Reinforcing recent hints that they are looking to grow their proteomics technologies in 2007, Applied Biosystems announced a deal in January that would validate its biomarker technologies while Thermo Fisher Scientific separately made an acquisition strengthening its proteomic portfolio.
ABI will work with BG Medicine to discover and validate biomarkers, formalizing a relationship the two firms have had for several years. Terms of the deal call for an integration of ABI’s mass spectrometers and iTRAQ reagents into BGM’s biomarker research and validation work. The agreement does not include any transfer of intellectual property to ABI; any new biomarkers discovered as part of the collaboration will remain with BGM.
Meanwhile, Thermo Fisher announced that it had purchased the SwissAnalytic Group, made up of two companies, one a supplier of mass spectrometers and other instruments, the other a manufacturer of liquid chromatography pumps and software.
The deal bolsters Thermo Fisher’s proteomics portfolio and enhances its ability to do business with large drug companies based in Switzerland, according to a Thermo Fisher official. Switzerland is home to some of the biggest drug makers in the world, including Roche, Novartis, and Serono.
Neither deal is considered major, but both reinforced hints the firms made at the JP Morgan Healthcare Conference early this year to grow their proteomics businesses in 2007.
At the conference, ABI interim CEO Tony White told analysts that one focus of the company is to continue discovering, validating, and commercializing proteomic biomarkers. Such biomarkers, he added, are expected to be key revenue drivers for ABI during the next three years.
Separately, Marijn Dekkers, president and CEO of Thermo Fisher, said that the company remains interested in acquiring more companies in 2007 and will be looking vigorously at expanding its reach in the liquid chromatography market.

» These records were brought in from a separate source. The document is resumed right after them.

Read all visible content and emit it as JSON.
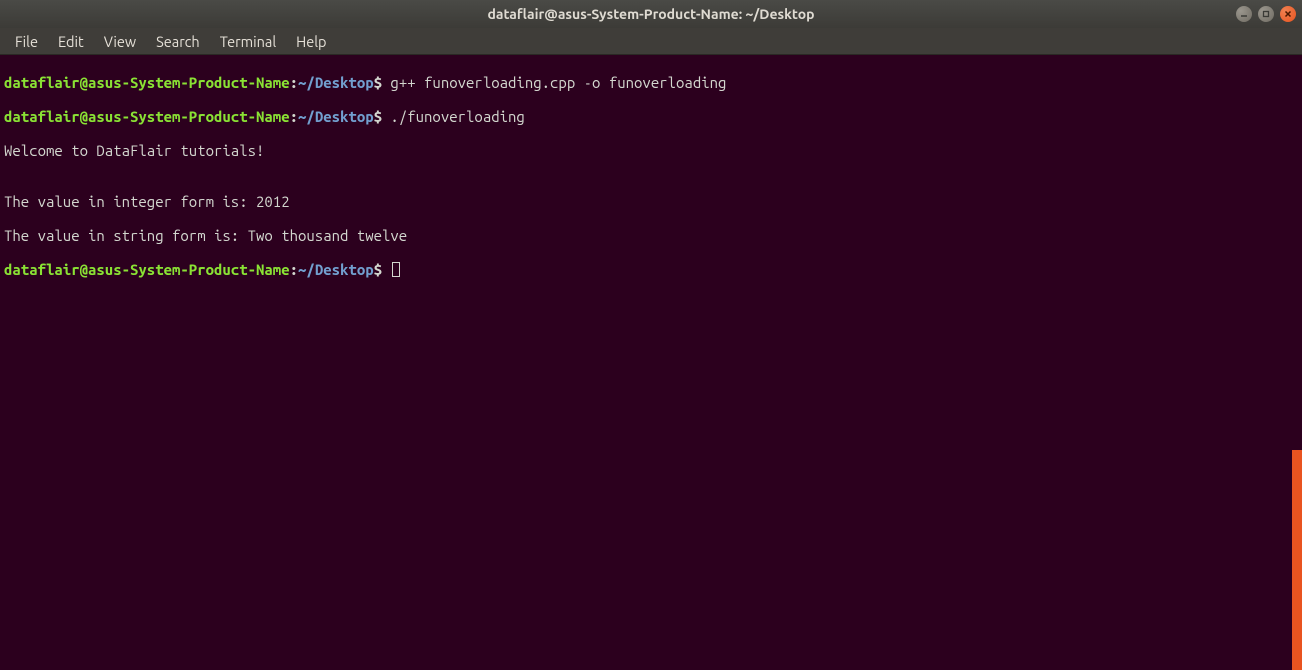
{
  "titlebar": {
    "title": "dataflair@asus-System-Product-Name: ~/Desktop"
  },
  "menubar": {
    "items": [
      "File",
      "Edit",
      "View",
      "Search",
      "Terminal",
      "Help"
    ]
  },
  "prompt": {
    "userhost": "dataflair@asus-System-Product-Name",
    "colon": ":",
    "tilde": "~",
    "path": "/Desktop",
    "dollar": "$"
  },
  "lines": {
    "cmd1": " g++ funoverloading.cpp -o funoverloading",
    "cmd2": " ./funoverloading",
    "out1": "Welcome to DataFlair tutorials!",
    "out2": "",
    "out3": "The value in integer form is: 2012",
    "out4": "The value in string form is: Two thousand twelve",
    "cmd3": " "
  }
}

- Tony Fong
The University of Michigan launched a protein database that can be used by scientists looking for information about protein processes. The Michigan Molecular Interactions index pulls data from multiple repositories to generate a thorough look at protein interactions.
Waters has released control software to integrate its Acquity UPLC system with ABI/MDS Sciex’s mass spectrometers.
Virginia Tech is starting a mass spectrometry research incubator that will study the proteomics and metabolomics of host-pathogen relationships. Launched with $26 million granted by the Commonwealth Research Initiatives, the incubator aims to discover and understand the chemical nature of stress responses to such conditions as bacterial infections and microbial responses to environmental changes. Associate professor Richard Helm will manage the incubator.
A team of scientists at MIT have built a microchip system that speeds up the separation of biomolecules such as proteins, allowing for better detection. The new device, called an anisotropic nanofluidic sieving structure, enables rapid continuous-flow separation
of the biological sample.
Thermo Fisher Scientific reported that revenues grew 125 percent during the fourth quarter to $1.68 billion. During the year-ago period, the company, reporting only as Thermo Electro, had revenues of $740.8 million.
US Patent 7,170,052. MALDI-IM-ortho-TOF mass spectrometry with simultaneous positive and negative mode detection. Inventors: Hiroshi Furutani, Michael Ugarov, Kimberly Prather, and Albert Schultz. Assignees: Ionwerks and the Regents of the University of California. Issued: January 30, 2007.
This patent covers “an ion mobility/mass spectrometry method and instrument using aerosolized samples and dual positive and negative mode detection” as well as methods for sample preparation.
US Patent 7,170,051. Method and apparatus for ion fragmentation in mass spectrometry. Inventors: Vadym Berkout and Vladimir Doroshenko. Assignee: Science & Engineering Services. Issued: January 30, 2007.
“An apparatus for mass analyzing molecules includes a mass spectrometer configured to select precursor ions having a mass to charge ratio range, a metastable species generator configured to generate a metastable species for introduction into the mass spectrometer, and a mass detector configured to detect a mass of the product ions,” according to the patent abstract.
Bruker BioSciences expects to pocket at least $14.7 million after issuing a stock offering and will use the money for debt repayment, potential acquisitions, and general purposes.